February 9, 2017 / Creative Writing
In this poem, D. S. Martin finds that a word is worth a thousand pictures.
March 3, 2016
Winningest coach gets sacked
for a few hundred cups of spit,
striated, cavernous chests
on boys who should, statistically,
be long-haired and dimpled,
tobacco stains on fingernails
grown long to pick a guitar,
pump out those three-chord
blessings, the ones that
make us strain and grunt
and strive while the wrestler,
the jock, spends his nights creating
kinesthetic harmonies, strumming,
muting, plucking out six-minute
symphonies we know nothing of
in our culture of dribbles
and dunks where there’s always
a teammate to pass the ball to,
teacher to blame when we
lock hands, flee the mat.

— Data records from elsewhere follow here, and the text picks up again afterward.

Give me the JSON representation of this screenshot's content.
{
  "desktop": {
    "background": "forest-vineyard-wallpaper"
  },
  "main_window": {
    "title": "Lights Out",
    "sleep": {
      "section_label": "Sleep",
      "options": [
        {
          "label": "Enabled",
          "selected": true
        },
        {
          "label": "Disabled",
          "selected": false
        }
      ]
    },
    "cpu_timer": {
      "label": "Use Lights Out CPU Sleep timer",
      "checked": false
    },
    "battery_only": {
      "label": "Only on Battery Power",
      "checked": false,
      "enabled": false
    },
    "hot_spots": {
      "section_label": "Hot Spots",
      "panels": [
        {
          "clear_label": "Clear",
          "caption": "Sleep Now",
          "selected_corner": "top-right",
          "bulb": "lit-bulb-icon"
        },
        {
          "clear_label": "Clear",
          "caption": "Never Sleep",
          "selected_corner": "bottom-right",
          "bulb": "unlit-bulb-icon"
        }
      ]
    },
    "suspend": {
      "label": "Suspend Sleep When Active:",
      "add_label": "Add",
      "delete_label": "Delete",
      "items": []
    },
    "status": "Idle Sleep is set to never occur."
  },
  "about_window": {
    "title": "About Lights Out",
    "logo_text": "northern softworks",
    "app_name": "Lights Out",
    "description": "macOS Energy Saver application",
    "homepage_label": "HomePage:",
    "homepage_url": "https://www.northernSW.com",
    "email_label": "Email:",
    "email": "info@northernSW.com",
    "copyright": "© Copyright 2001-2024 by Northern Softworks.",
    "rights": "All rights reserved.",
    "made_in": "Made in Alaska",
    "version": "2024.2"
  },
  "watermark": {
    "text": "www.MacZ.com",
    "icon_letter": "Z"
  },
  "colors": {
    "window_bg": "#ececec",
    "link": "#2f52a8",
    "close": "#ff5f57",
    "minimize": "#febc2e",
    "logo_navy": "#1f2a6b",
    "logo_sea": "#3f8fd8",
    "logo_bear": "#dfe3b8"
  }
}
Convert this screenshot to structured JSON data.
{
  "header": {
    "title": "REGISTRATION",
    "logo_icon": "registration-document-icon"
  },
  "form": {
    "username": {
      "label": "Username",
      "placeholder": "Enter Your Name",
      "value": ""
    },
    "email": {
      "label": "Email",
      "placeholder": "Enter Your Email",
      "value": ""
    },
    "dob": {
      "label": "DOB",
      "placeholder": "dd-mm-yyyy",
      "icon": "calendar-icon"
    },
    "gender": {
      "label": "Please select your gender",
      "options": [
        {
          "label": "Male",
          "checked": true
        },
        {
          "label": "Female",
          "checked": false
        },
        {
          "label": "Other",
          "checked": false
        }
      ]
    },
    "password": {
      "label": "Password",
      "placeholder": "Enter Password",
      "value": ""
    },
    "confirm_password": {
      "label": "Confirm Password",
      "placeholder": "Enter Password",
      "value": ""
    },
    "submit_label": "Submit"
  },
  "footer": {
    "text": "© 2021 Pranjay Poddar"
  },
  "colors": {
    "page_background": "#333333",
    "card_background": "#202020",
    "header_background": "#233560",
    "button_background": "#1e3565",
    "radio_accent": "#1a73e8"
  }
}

Bethany Bowman lives in Indiana, with her husband and two children, and works in Taylor University’s art department. Her most current poems can be found in Apple Valley Review, Kentucky Review, Midwestern Gothic, and Timberline Review, and she has poems forthcoming in Blueline, Lime Hawk, Relief, and Windhover.